Safety

DOT proposes changes to drug and alcohol testing regulations

Posted on February 9, 2010

WASHINGTON, D.C. — The U.S. Department of Transportation (DOT) has issued a Notice of Proposed Rulemaking (NPRM) designed to align its regulated industry drug testing with the Department of Health and Human Services’ (HHS) laboratory drug testing requirements.

(The Omnibus Transportation Employees Testing Act mandates that the DOT follow HHS requirements for the drugs it tests, and for its testing procedures and protocol.)

The NPRM proposes testing for MDMA (also known as Ecstasy), lowering cutoff levels for cocaine and amphetamines, conducting mandatory initial testing for heroin and authorizing employers to use HHS-certified instrumented initial test facilities to conduct initial drug testing.

The rulemaking also proposes bringing a number of DOT testing definitions in line with those of HHS.

To read the NPRM in full and/or submit comments, click here.

The deadline to submit comments is April 5, 2010.

 

Related Topics: drug use/testing

Comments ( 1 )
  • christine

     | about 8 years ago

    I believe that DRUG TESTING should become more refined.
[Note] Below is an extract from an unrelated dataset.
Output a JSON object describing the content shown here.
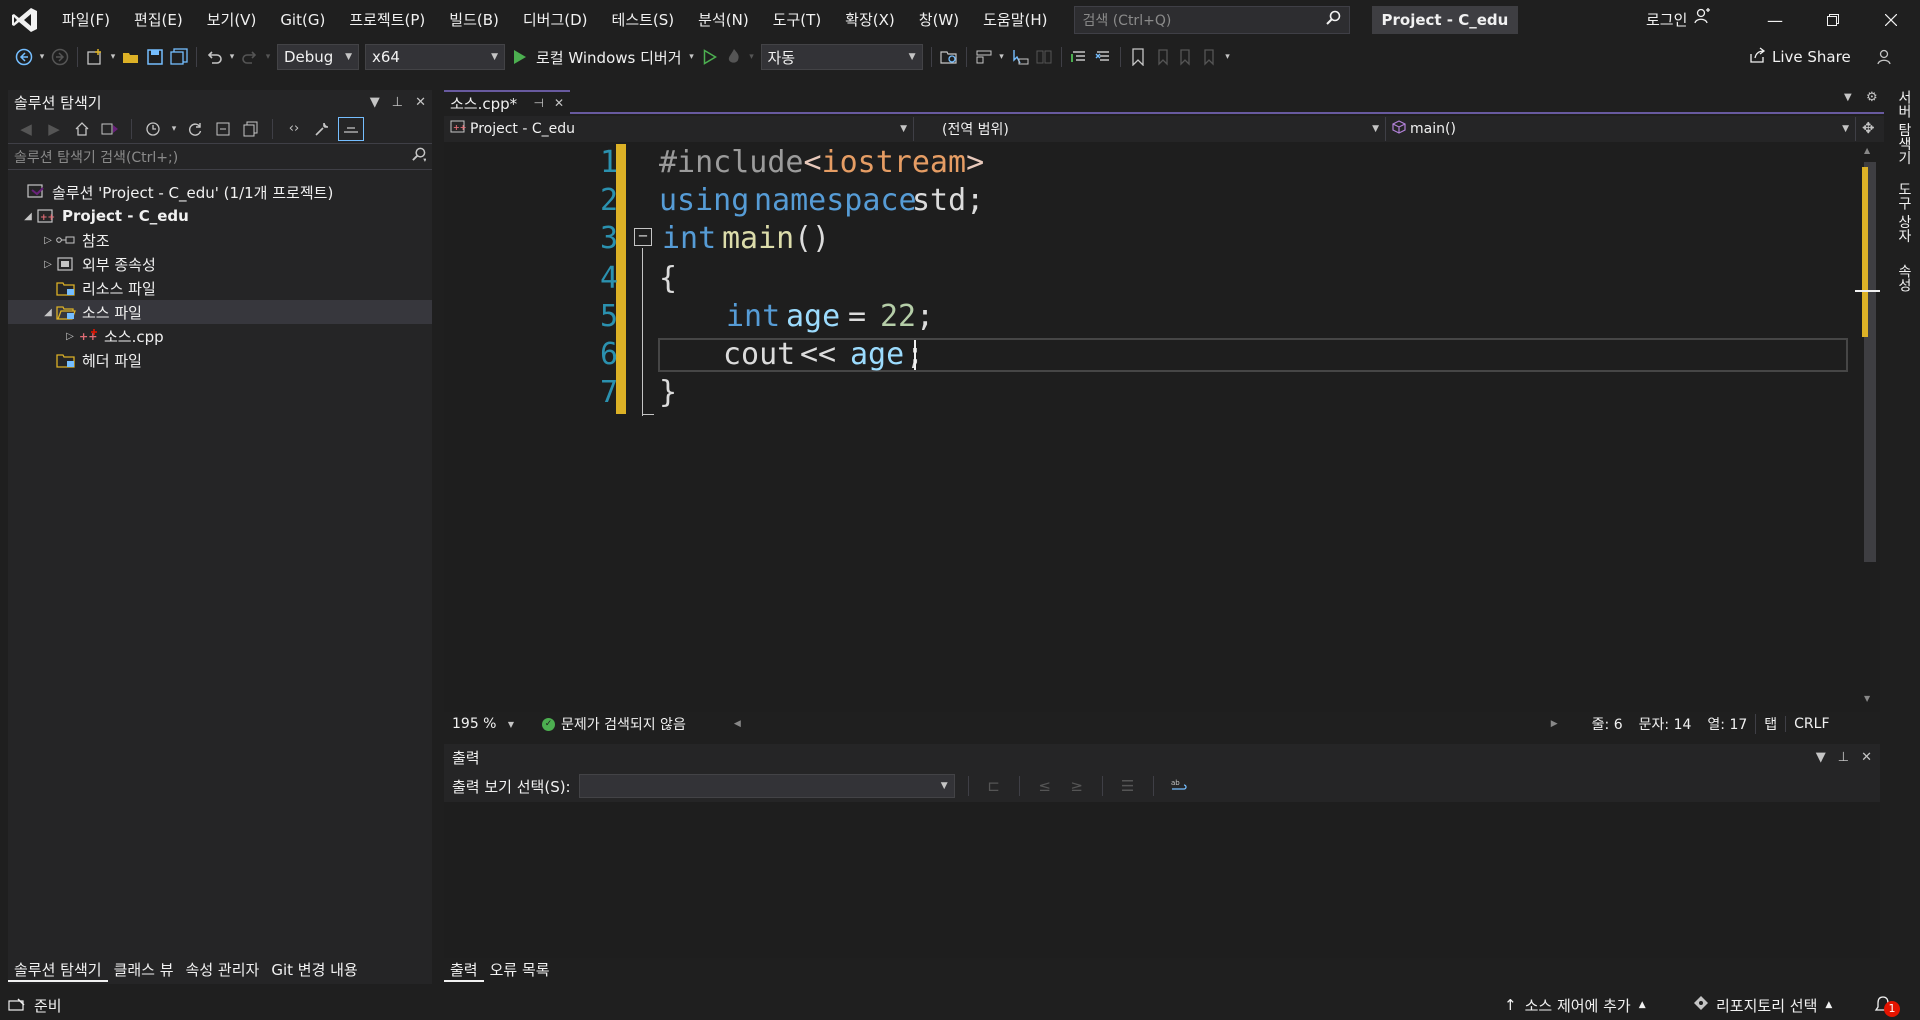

Most drugs don't show up after 3-4 days after use. Alcohol does not show up with the breathalyzer after 12 hours. The traditional WHIZ QUIZ should be upgraded to a hair folicle test. I have seen drivers that definately have DT'S when driving. They hit the booze when they are off for the evening. Keep the kids safe-Say NO to Drugs. Yes Alcohol is a drug.

More Stories
Product
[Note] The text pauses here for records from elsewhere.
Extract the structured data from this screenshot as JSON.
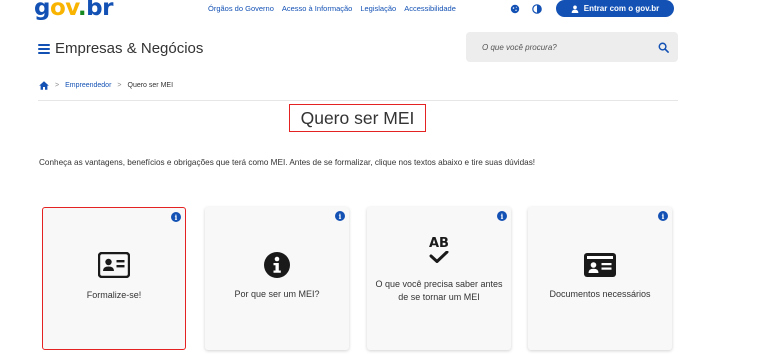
{
  "header": {
    "logo": {
      "g": "g",
      "ov": "ov",
      "dot": ".",
      "br": "br"
    },
    "links": [
      "Órgãos do Governo",
      "Acesso à Informação",
      "Legislação",
      "Accessibilidade"
    ],
    "login_label": "Entrar com o gov.br"
  },
  "subheader": {
    "site_title": "Empresas & Negócios",
    "search_placeholder": "O que você procura?"
  },
  "breadcrumb": {
    "items": [
      "Empreendedor",
      "Quero ser MEI"
    ]
  },
  "page": {
    "title": "Quero ser MEI",
    "intro": "Conheça as vantagens, benefícios e obrigações que terá como MEI. Antes de se formalizar, clique nos textos abaixo e tire suas dúvidas!"
  },
  "cards": [
    {
      "label": "Formalize-se!",
      "icon": "id-card-icon"
    },
    {
      "label": "Por que ser um MEI?",
      "icon": "info-circle-icon"
    },
    {
      "label": "O que você precisa saber antes de se tornar um MEI",
      "icon": "spell-check-icon",
      "icon_text": "AB"
    },
    {
      "label": "Documentos necessários",
      "icon": "id-document-icon"
    }
  ],
  "colors": {
    "brand_blue": "#1351b4",
    "brand_yellow": "#f8b400",
    "brand_green": "#168821",
    "highlight_red": "#e52222"
  }
}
Driver Message Sign

The Driver Alert Message Sign is designed to help reduce illegal passing of school buses by improving direct line of sight visibility for oncoming drivers.
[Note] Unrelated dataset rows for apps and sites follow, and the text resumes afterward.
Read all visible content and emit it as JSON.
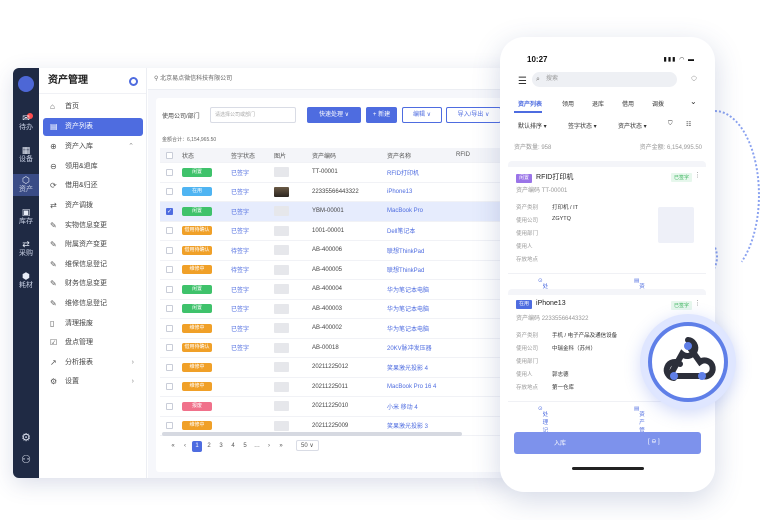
{
  "rail": {
    "items": [
      {
        "label": "待办",
        "glyph": "✉"
      },
      {
        "label": "设备",
        "glyph": "▦"
      },
      {
        "label": "资产",
        "glyph": "⬡"
      },
      {
        "label": "库存",
        "glyph": "▣"
      },
      {
        "label": "采购",
        "glyph": "⇄"
      },
      {
        "label": "耗材",
        "glyph": "⬢"
      }
    ]
  },
  "sidebar": {
    "title": "资产管理",
    "items": [
      {
        "label": "首页",
        "icon": "⌂"
      },
      {
        "label": "资产列表",
        "icon": "▤"
      },
      {
        "label": "资产入库",
        "icon": "⊕"
      },
      {
        "label": "领用&退库",
        "icon": "⊖"
      },
      {
        "label": "借用&归还",
        "icon": "⟳"
      },
      {
        "label": "资产调拨",
        "icon": "⇄"
      },
      {
        "label": "实物信息变更",
        "icon": "✎"
      },
      {
        "label": "附属资产变更",
        "icon": "✎"
      },
      {
        "label": "维保信息登记",
        "icon": "✎"
      },
      {
        "label": "财务信息变更",
        "icon": "✎"
      },
      {
        "label": "维修信息登记",
        "icon": "✎"
      },
      {
        "label": "清理报废",
        "icon": "▯"
      },
      {
        "label": "盘点管理",
        "icon": "☑"
      },
      {
        "label": "分析报表",
        "icon": "↗"
      },
      {
        "label": "设置",
        "icon": "⚙"
      }
    ]
  },
  "breadcrumb": "北京易点微信科技有限公司",
  "toolbar": {
    "company_label": "使用公司/部门",
    "company_placeholder": "请选择公司或部门",
    "quick_action": "快速处理 ∨",
    "new": "+ 新建",
    "edit": "编辑 ∨",
    "import_export": "导入/导出 ∨"
  },
  "total": "金额合计：6,154,965.50",
  "table": {
    "headers": [
      "状态",
      "签字状态",
      "图片",
      "资产编码",
      "资产名称",
      "RFID"
    ],
    "rows": [
      {
        "status": "闲置",
        "status_color": "#3fc26b",
        "sign": "已签字",
        "img": "",
        "code": "TT-00001",
        "name": "RFID打印机"
      },
      {
        "status": "在用",
        "status_color": "#4fb4f2",
        "sign": "已签字",
        "img": "dark",
        "code": "22335566443322",
        "name": "iPhone13"
      },
      {
        "status": "闲置",
        "status_color": "#3fc26b",
        "sign": "已签字",
        "img": "",
        "code": "YBM-00001",
        "name": "MacBook Pro",
        "selected": true
      },
      {
        "status": "借用待确认",
        "status_color": "#f0a028",
        "sign": "已签字",
        "img": "",
        "code": "1001-00001",
        "name": "Dell笔记本"
      },
      {
        "status": "借用待确认",
        "status_color": "#f0a028",
        "sign": "待签字",
        "img": "",
        "code": "AB-400006",
        "name": "联想ThinkPad"
      },
      {
        "status": "维修中",
        "status_color": "#f0a028",
        "sign": "待签字",
        "img": "",
        "code": "AB-400005",
        "name": "联想ThinkPad"
      },
      {
        "status": "闲置",
        "status_color": "#3fc26b",
        "sign": "已签字",
        "img": "",
        "code": "AB-400004",
        "name": "华为笔记本电脑"
      },
      {
        "status": "闲置",
        "status_color": "#3fc26b",
        "sign": "已签字",
        "img": "",
        "code": "AB-400003",
        "name": "华为笔记本电脑"
      },
      {
        "status": "维修中",
        "status_color": "#f0a028",
        "sign": "已签字",
        "img": "",
        "code": "AB-400002",
        "name": "华为笔记本电脑"
      },
      {
        "status": "借用待确认",
        "status_color": "#f0a028",
        "sign": "已签字",
        "img": "",
        "code": "AB-00018",
        "name": "20KV脉冲发压器"
      },
      {
        "status": "维修中",
        "status_color": "#f0a028",
        "sign": "",
        "img": "",
        "code": "20211225012",
        "name": "笑果激光投影 4"
      },
      {
        "status": "维修中",
        "status_color": "#f0a028",
        "sign": "",
        "img": "",
        "code": "20211225011",
        "name": "MacBook Pro 16 4"
      },
      {
        "status": "报废",
        "status_color": "#f0718b",
        "sign": "",
        "img": "",
        "code": "20211225010",
        "name": "小米 移动 4"
      },
      {
        "status": "维修中",
        "status_color": "#f0a028",
        "sign": "",
        "img": "",
        "code": "20211225009",
        "name": "笑果激光投影 3"
      }
    ]
  },
  "pagination": {
    "pages": [
      "«",
      "‹",
      "1",
      "2",
      "3",
      "4",
      "5",
      "…",
      "›",
      "»"
    ],
    "current": "1",
    "page_size": "50 ∨"
  },
  "phone": {
    "time": "10:27",
    "status_icons": "▮▮▮ ◠ ▬",
    "search_placeholder": "搜索",
    "tabs": [
      "资产列表",
      "领用",
      "退库",
      "借用",
      "调拨"
    ],
    "filters": [
      "默认排序 ▾",
      "签字状态 ▾",
      "资产状态 ▾"
    ],
    "summary_left": "资产数量: 958",
    "summary_right": "资产金额: 6,154,995.50",
    "cards": [
      {
        "badge": "闲置",
        "badge_color": "#9a74e8",
        "title": "RFID打印机",
        "status": "已签字",
        "code_label": "资产编码",
        "code": "TT-00001",
        "fields": [
          [
            "资产类别",
            "打印机 / IT"
          ],
          [
            "使用公司",
            "ZGYTQ"
          ],
          [
            "使用部门",
            ""
          ],
          [
            "使用人",
            ""
          ],
          [
            "存放地点",
            ""
          ]
        ],
        "act1": "处理记录",
        "act2": "资产管理"
      },
      {
        "badge": "在用",
        "badge_color": "#4e6ce0",
        "title": "iPhone13",
        "status": "已签字",
        "code_label": "资产编码",
        "code": "22335566443322",
        "fields": [
          [
            "资产类别",
            "手机 / 电子产品及通信设备"
          ],
          [
            "使用公司",
            "中瑞金科（苏州）"
          ],
          [
            "使用部门",
            ""
          ],
          [
            "使用人",
            "郭志德"
          ],
          [
            "存放地点",
            "第一仓库"
          ]
        ],
        "act1": "处理记录",
        "act2": "资产管理"
      }
    ],
    "bottom_left": "入库",
    "bottom_right": "[ ⊖ ]"
  }
}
News

School Bus Driver Suspended After Bathroom Break to Keep Job

A New Jersey superintendent’s call to fire Gaye Kish for using her phone, having a friend board her bus, and taking a bathroom break during her route is rejected by the board of education. Kish cites a medical condition as the reason for taking the break.

Product

Convertible Seating Solution

Blue Bird Corp. and HSM’s convertible NextGen seat allows the customer to change the seat back frame to have three-point belts or child restraints without having to purchase new seats.

A <I>PBS NewsHour</i> piece looks at the safety benefits and financial concerns involved in the issue of seat belts on school buses.
News

PBS Probes School Bus Seat Belt Debate

The PBS NewsHour piece looks at safety benefits and financial concerns involved in the issue. Interviews include transportation directors and NHTSA’s former administrator.

Be the First to Know

Get the latest news and most popular articles from SBF delivered straight to your inbox. Stay on top of the school bus industry and don't miss a thing!